EXERCISE: Scan the entries below for the word "null". Copy each line that has it.
#### SOURCE DATA ####
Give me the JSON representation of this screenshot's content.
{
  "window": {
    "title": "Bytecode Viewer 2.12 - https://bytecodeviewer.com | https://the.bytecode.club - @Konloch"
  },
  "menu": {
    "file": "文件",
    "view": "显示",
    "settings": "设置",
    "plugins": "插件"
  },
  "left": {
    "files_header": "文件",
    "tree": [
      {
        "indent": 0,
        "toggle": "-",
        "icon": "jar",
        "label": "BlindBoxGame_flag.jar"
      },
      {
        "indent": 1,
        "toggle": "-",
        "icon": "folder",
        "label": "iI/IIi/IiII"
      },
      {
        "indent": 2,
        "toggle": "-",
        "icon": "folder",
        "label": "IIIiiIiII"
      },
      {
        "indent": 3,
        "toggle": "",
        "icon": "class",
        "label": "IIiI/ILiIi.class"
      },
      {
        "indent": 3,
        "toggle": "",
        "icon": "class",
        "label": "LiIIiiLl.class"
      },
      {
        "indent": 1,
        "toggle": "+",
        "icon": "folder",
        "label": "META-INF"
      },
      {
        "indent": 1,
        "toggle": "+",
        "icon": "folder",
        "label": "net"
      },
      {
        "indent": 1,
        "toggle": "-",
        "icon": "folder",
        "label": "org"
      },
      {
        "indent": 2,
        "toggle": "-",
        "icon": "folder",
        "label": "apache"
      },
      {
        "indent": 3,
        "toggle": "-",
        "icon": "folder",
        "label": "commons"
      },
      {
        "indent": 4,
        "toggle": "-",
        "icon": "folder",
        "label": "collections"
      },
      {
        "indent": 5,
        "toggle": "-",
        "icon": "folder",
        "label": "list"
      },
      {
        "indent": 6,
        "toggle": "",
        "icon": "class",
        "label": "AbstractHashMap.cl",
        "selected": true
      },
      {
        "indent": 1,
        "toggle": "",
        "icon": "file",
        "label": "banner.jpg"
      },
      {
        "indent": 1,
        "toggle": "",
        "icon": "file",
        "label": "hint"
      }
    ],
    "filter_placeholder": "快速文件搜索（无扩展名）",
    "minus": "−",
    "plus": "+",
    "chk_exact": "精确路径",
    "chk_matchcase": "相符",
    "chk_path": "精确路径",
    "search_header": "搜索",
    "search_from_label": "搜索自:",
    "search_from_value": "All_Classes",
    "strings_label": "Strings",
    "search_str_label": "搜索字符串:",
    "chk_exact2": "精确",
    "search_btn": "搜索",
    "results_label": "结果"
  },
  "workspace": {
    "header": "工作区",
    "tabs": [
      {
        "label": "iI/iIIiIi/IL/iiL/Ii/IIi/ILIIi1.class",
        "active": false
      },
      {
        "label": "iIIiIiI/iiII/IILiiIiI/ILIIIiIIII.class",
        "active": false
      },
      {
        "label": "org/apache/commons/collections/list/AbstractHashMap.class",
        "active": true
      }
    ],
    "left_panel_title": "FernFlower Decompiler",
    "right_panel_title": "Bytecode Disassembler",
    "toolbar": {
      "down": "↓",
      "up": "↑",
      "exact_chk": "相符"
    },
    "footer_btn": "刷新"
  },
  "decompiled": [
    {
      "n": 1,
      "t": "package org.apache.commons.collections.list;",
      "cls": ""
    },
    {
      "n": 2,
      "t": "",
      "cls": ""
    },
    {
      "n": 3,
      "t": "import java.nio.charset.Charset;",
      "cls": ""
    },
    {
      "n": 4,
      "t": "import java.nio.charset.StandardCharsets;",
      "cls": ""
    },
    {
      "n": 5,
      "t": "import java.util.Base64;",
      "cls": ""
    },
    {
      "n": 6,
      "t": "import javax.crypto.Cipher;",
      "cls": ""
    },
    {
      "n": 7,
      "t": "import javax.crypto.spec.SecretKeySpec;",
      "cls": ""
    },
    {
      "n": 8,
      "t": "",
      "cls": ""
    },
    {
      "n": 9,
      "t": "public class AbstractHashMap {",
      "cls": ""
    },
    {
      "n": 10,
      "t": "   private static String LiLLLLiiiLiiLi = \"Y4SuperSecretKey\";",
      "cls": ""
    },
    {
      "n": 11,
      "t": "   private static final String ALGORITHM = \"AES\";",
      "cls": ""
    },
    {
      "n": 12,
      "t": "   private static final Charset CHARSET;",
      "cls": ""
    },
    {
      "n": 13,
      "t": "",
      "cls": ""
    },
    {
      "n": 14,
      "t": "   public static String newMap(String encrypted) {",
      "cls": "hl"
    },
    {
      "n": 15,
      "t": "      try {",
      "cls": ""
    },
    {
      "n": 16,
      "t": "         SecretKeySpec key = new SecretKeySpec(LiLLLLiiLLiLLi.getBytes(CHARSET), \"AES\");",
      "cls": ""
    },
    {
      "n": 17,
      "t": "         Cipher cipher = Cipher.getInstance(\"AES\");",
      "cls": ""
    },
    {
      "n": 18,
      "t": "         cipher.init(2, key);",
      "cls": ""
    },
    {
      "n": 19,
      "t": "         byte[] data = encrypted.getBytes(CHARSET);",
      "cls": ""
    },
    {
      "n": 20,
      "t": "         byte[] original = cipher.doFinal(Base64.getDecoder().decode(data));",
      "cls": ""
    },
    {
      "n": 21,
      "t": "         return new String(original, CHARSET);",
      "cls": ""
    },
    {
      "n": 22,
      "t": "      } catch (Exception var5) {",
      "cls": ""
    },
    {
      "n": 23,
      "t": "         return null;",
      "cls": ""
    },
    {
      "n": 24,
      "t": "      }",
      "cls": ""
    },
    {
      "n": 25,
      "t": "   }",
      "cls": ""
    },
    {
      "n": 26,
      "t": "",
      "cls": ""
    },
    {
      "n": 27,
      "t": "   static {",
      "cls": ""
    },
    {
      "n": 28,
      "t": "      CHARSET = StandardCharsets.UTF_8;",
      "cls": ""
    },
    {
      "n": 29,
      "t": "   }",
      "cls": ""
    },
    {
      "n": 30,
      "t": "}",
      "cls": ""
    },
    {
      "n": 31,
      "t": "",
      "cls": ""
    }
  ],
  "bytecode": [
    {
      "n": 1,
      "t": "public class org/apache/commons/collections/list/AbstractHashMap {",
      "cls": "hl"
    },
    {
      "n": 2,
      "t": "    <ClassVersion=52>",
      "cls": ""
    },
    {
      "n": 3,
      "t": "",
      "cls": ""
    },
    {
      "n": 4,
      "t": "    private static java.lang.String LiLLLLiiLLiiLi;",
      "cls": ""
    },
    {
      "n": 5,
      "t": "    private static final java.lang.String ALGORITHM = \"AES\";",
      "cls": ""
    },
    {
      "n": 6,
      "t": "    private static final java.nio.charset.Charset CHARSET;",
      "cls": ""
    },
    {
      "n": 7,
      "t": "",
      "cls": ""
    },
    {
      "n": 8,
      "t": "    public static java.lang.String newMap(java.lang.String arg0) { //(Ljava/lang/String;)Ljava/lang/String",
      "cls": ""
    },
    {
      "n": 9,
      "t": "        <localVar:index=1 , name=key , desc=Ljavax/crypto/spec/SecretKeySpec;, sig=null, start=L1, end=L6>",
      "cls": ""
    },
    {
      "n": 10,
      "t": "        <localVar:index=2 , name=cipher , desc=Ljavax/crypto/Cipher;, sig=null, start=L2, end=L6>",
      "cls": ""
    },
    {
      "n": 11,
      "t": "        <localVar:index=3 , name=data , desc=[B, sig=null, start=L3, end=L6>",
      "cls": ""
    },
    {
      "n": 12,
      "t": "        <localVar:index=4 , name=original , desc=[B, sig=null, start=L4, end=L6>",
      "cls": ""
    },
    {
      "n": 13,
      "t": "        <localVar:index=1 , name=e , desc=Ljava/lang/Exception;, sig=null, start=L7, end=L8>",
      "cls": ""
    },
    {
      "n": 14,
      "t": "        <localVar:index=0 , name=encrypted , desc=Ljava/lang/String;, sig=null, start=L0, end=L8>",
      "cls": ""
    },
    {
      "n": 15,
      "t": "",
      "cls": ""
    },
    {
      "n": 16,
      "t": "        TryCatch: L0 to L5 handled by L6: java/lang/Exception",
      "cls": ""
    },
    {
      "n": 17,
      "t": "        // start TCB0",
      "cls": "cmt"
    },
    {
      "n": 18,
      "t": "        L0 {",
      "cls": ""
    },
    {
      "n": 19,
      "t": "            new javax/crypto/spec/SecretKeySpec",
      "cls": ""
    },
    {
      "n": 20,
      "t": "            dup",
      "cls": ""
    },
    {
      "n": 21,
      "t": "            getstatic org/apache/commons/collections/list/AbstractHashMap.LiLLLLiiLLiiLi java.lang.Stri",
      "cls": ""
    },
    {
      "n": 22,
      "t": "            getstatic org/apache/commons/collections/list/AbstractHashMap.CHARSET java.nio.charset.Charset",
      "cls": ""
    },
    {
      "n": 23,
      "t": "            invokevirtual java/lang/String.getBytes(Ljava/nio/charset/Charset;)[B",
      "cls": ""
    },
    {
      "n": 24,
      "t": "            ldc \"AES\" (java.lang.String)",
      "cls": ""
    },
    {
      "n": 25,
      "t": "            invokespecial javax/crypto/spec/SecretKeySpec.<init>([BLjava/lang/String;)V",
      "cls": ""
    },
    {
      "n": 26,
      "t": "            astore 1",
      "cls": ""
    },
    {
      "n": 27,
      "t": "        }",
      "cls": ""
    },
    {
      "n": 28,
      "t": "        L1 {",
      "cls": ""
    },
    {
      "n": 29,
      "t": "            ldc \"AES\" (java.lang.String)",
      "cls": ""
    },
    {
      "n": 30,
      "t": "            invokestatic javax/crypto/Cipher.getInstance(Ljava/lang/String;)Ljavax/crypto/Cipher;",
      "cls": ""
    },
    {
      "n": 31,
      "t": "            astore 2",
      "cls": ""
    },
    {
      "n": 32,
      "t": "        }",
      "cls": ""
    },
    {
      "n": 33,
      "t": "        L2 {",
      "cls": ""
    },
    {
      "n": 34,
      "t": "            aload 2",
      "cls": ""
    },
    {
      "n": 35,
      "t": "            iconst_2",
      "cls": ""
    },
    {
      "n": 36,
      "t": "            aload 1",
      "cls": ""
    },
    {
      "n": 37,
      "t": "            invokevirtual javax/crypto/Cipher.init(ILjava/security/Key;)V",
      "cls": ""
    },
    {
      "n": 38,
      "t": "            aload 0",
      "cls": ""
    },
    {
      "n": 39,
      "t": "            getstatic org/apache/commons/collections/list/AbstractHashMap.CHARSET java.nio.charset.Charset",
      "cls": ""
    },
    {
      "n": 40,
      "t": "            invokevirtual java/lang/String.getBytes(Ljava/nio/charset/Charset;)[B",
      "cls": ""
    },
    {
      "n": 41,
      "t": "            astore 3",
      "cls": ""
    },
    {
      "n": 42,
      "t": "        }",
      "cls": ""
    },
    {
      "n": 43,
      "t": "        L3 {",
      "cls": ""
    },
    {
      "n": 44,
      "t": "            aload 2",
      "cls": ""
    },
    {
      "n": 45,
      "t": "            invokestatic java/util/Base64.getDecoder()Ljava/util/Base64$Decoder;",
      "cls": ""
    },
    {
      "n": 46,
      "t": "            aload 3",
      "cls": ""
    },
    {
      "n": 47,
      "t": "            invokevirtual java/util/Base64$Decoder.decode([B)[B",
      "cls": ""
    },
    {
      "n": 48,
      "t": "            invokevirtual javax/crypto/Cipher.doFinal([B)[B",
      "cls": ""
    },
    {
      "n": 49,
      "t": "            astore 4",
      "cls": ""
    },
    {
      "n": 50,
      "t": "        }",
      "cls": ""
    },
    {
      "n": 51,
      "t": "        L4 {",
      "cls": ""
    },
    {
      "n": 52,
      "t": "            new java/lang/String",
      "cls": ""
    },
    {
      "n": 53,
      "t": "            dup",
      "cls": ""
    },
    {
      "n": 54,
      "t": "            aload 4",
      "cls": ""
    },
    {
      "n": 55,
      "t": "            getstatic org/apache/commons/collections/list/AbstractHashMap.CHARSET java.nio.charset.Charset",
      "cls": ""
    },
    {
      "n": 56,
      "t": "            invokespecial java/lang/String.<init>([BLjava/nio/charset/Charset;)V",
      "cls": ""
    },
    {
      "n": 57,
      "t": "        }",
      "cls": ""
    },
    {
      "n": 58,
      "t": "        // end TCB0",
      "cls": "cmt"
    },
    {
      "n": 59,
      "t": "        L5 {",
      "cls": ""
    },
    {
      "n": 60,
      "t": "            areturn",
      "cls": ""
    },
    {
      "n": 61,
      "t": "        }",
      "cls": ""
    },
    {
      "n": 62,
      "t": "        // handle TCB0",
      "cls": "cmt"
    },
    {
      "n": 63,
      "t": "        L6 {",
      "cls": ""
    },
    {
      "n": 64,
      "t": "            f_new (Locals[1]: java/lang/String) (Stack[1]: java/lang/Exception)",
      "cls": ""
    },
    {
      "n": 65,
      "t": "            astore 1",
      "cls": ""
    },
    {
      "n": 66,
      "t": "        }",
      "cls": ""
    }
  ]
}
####
TASK OUTPUT:
      "t": "         return null;",
      "t": "        <localVar:index=1 , name=key , desc=Ljavax/crypto/spec/SecretKeySpec;, sig=null, start=L1, end=L6>",
      "t": "        <localVar:index=2 , name=cipher , desc=Ljavax/crypto/Cipher;, sig=null, start=L2, end=L6>",
      "t": "        <localVar:index=3 , name=data , desc=[B, sig=null, start=L3, end=L6>",
      "t": "        <localVar:index=4 , name=original , desc=[B, sig=null, start=L4, end=L6>",
      "t": "        <localVar:index=1 , name=e , desc=Ljava/lang/Exception;, sig=null, start=L7, end=L8>",
      "t": "        <localVar:index=0 , name=encrypted , desc=Ljava/lang/String;, sig=null, start=L0, end=L8>",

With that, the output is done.